If we think about this a little more, we might recognize that we are often so attached to moments behind us or ahead of us, that we lose sight of the moment we are in. Most people can relate to being caught up in rumination over something that occurred yesterday, last month, or last year. We form an attachment to this memory—be it a good one or a bad one. We let it creep in and disrupt our present moment’s contentment and peace without even realizing it.
This same interruption of the present occurs when we become attached to future moments. While daydreaming, future aspirations, goal setting and planning are all positive—when we focus too much energy on moments ahead of us, we might start to feel anxious, antsy, depressed, unsettled or any of the above.
Practicing aparigraha and non-attachment allows us to rid ourselves (at least temporarily) of the pull within us to live in moments outside of the present. We recognize that attaching ourselves to thoughts of the past or future does nothing to serve us in the present moment.
With Valentine’s Day approaching next month, consider, as an example of this practice, how non-attachment to the past or future might positively impact your relationship.

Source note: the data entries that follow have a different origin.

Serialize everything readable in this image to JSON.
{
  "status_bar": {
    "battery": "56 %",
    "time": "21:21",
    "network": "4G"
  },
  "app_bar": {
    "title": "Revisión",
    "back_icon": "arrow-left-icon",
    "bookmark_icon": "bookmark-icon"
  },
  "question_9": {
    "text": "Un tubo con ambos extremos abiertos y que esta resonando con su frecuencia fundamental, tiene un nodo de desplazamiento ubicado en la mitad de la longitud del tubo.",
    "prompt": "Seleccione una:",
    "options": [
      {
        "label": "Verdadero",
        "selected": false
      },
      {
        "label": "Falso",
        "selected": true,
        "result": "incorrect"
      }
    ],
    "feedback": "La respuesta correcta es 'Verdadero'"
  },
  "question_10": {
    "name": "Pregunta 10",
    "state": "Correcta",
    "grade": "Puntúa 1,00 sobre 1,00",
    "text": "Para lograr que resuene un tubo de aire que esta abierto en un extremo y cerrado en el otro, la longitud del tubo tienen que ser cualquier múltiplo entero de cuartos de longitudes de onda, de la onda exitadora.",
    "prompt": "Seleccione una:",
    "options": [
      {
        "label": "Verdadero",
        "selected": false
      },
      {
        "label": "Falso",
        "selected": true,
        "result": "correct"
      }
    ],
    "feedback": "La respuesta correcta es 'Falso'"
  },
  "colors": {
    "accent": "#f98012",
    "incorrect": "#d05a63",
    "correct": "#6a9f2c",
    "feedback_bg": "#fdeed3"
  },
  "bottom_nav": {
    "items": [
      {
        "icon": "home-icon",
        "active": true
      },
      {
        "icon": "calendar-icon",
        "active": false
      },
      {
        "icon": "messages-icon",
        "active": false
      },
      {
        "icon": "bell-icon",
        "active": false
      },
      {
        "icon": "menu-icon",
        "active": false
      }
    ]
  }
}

Often times we hear couples speak of the ‘early days’ in the relationship—when the partner was more considerate, attentive, exciting, etc. Maybe this is something you experience when you think about the progression of your own relationship. But how often does this ‘past attachment’ serve us and make our relationship more whole? Feeling attachment to the past forces us to compare our partner and our relationship to mere memories of a different time. It sets an expectation for behavior that might be difficult to maintain after the novelty of a new love has worn off. Even further, as humans, we are growing and changing every day. Living in the memories of your partner from earlier days prevents you from recognizing and appreciating the person in front of you.
This is only one example of how rumination and attachment to the past might be impacting our relationships. The other, more obvious, example is when we become attached to actions of the past that might have hurt us. Even when we have ‘moved on’ from these actions, arguments, etc. we might still be feeling a sense of attachment to the memory. By choosing to let something go in our relationship—we are choosing to practice non-attachment to that memory. We are choosing to become more present oriented.
When we think about attachment to the future in the context of our romantic lives—we might realize the incredible expectations we put on ourselves, our partners and our relationships. Maybe when we think to the future and allow ourselves to live there in our minds, we become attached to the idea of having more money, a bigger house, well-behaved children, or a partner who works less (or more). We might even be placing negative expectations on the relationship without realizing it. Maybe when we think to the future we are expecting to feel disappointed or hurt by our partner—we are expecting to feel let down. Maybe we are waiting for the moment when the relationship falls apart. Any of this future thinking puts unnecessary pressure on the present moment and robs us, yet again, of the contentment and peace we can experience if we take life one present moment at a time.
So think about aparigraha over these next few weeks leading up to the holiday of love. Consider how this concept of non-attachment might serve you in enhancing the connection in your relationship.